Broad-minded and compassionate, Tucker sports pastel-pink hair and a mile-wide smile that makes her Los Angeles-based employees feel their CEO actually cares about them. She does. “Business should not be purely business,” Tucker opines. “Companies have a social obligation to care about the lives of people in the communities we serve with our products and services.”
Not surprisingly, Tucker created Blackline’s account reconciliation software to make the lives of accountants less dreary and burdensome. She also undertook an initiative over the recent holidays to clothe more than 50,000 homeless people in the city. But it’s her business chops that really set her apart: She single-handedly programmed BlackLine’s initial products and guided its revolutionary concept of continuous accounting that nearly does away with the dreaded financial close.
“The mistake we made was not having specific clauses in our employment contracts regarding confidentiality and reusability.”

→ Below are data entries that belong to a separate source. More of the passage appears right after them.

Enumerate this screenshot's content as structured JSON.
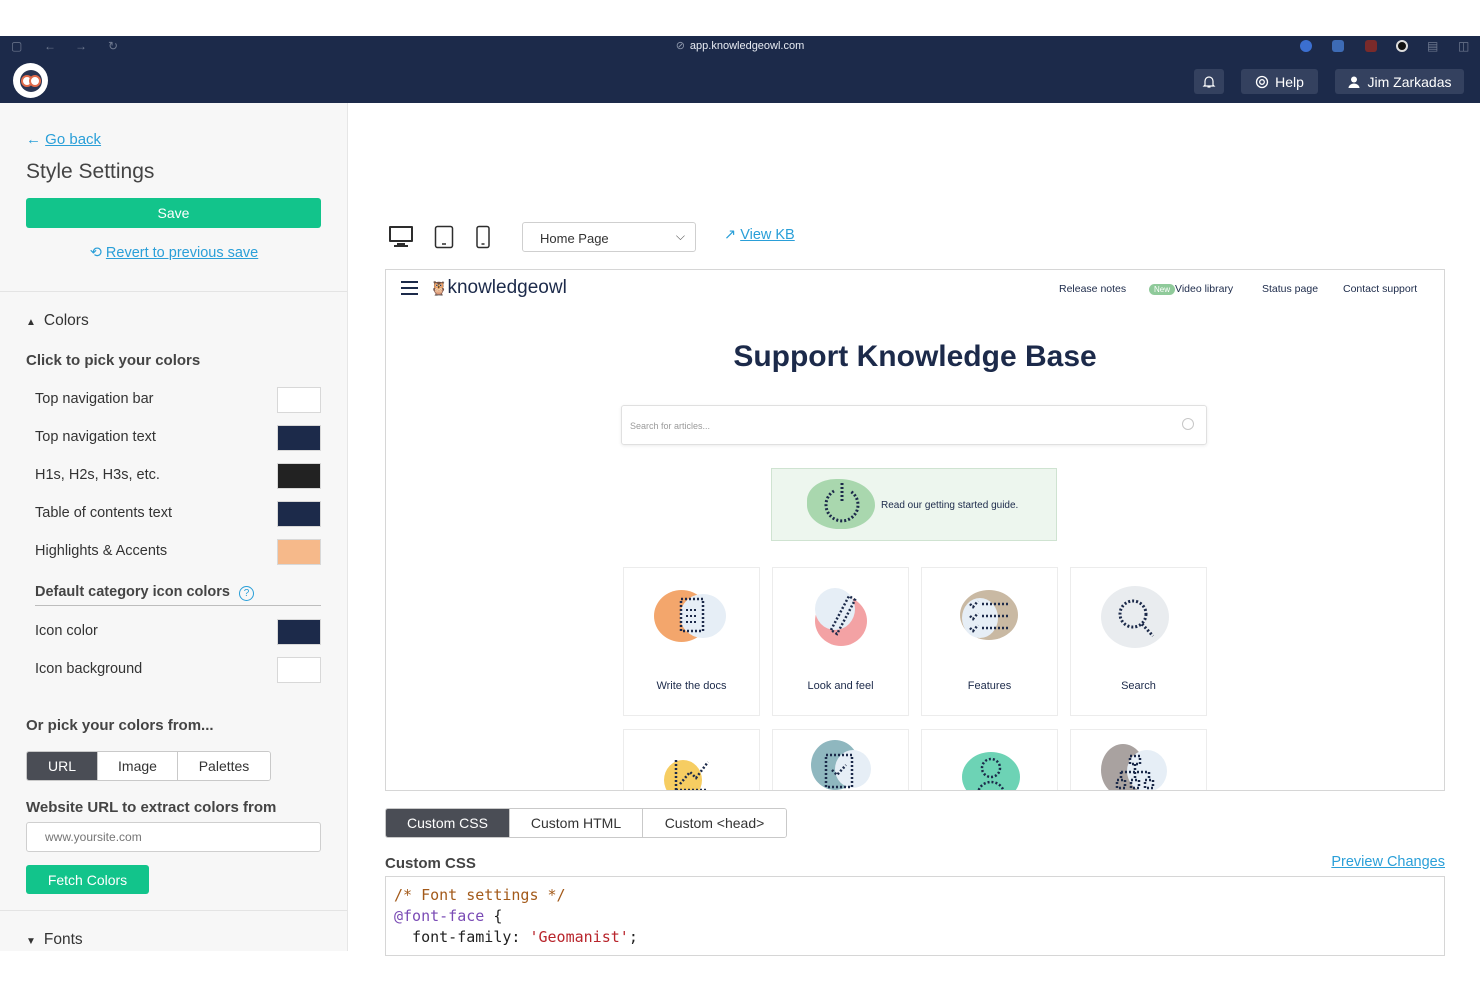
{
  "browser": {
    "url": "app.knowledgeowl.com"
  },
  "header": {
    "help_label": "Help",
    "user_name": "Jim Zarkadas"
  },
  "sidebar": {
    "go_back": "Go back",
    "title": "Style Settings",
    "save_label": "Save",
    "revert_label": "Revert to previous save",
    "colors_section": "Colors",
    "pick_heading": "Click to pick your colors",
    "color_rows": [
      {
        "label": "Top navigation bar",
        "color": "#ffffff"
      },
      {
        "label": "Top navigation text",
        "color": "#1c2a4a"
      },
      {
        "label": "H1s, H2s, H3s, etc.",
        "color": "#222222"
      },
      {
        "label": "Table of contents text",
        "color": "#1c2a4a"
      },
      {
        "label": "Highlights & Accents",
        "color": "#f6b98a"
      }
    ],
    "category_heading": "Default category icon colors",
    "icon_rows": [
      {
        "label": "Icon color",
        "color": "#1c2a4a"
      },
      {
        "label": "Icon background",
        "color": "#ffffff"
      }
    ],
    "or_pick_heading": "Or pick your colors from...",
    "source_tabs": [
      "URL",
      "Image",
      "Palettes"
    ],
    "url_label": "Website URL to extract colors from",
    "url_placeholder": "www.yoursite.com",
    "fetch_label": "Fetch Colors",
    "fonts_section": "Fonts"
  },
  "main": {
    "page_select": "Home Page",
    "view_kb": "View KB",
    "preview": {
      "brand": "knowledgeowl",
      "nav": [
        "Release notes",
        "Video library",
        "Status page",
        "Contact support"
      ],
      "new_badge": "New",
      "title": "Support Knowledge Base",
      "search_placeholder": "Search for articles...",
      "guide_text": "Read our getting started guide.",
      "cards": [
        "Write the docs",
        "Look and feel",
        "Features",
        "Search"
      ]
    },
    "code_tabs": [
      "Custom CSS",
      "Custom HTML",
      "Custom <head>"
    ],
    "custom_css_label": "Custom CSS",
    "preview_changes": "Preview Changes",
    "code": {
      "line1": "/* Font settings */",
      "line2_at": "@font-face",
      "line2_rest": " {",
      "line3_prop": "  font-family: ",
      "line3_val": "'Geomanist'",
      "line3_end": ";"
    }
  },
  "colors": {
    "navy": "#1c2a4a",
    "green": "#12c48b",
    "link": "#2a9fd8"
  }
}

Still, she’s as human as the rest of us. “I learned a really valuable lesson about the critical importance of legally sound contracts with employees, one that I will never forget,” says Tucker, shaking her signature pink hair.
The lesson was this: BlackLine gave birth to a competitor. “In California, you’re not allowed to ask an employee to sign a non-compete contract, which are banned,” Tucker explains. “The mistake we made was not having specific clauses in our employment contracts regarding confidentiality and reusability. Regrettably, an employee in our sales group had access to our source code in her laptop. She outsourced the code to India, created a competing product, and sold it.”
BlackLine had little recourse to do anything about the situation, other than take it in stride and double down on making innovative finance and accounting software products to best the competition. The company also retained sharp legal minds to devise crystal clear and enforceable employment contracts on a state-by-state basis.
The tactics worked, helping BlackLine maintain and even enlarge its market lead. The company is one of four technology companies and the only one in its space to be listed as a leader in Gartner’s Cloud Financial Corporate Performance “Magic Quadrant.” “Having good legal counsel and solid contracts with customers and employees pays dividends down the road,” says Tucker.
Once burned, twice shy.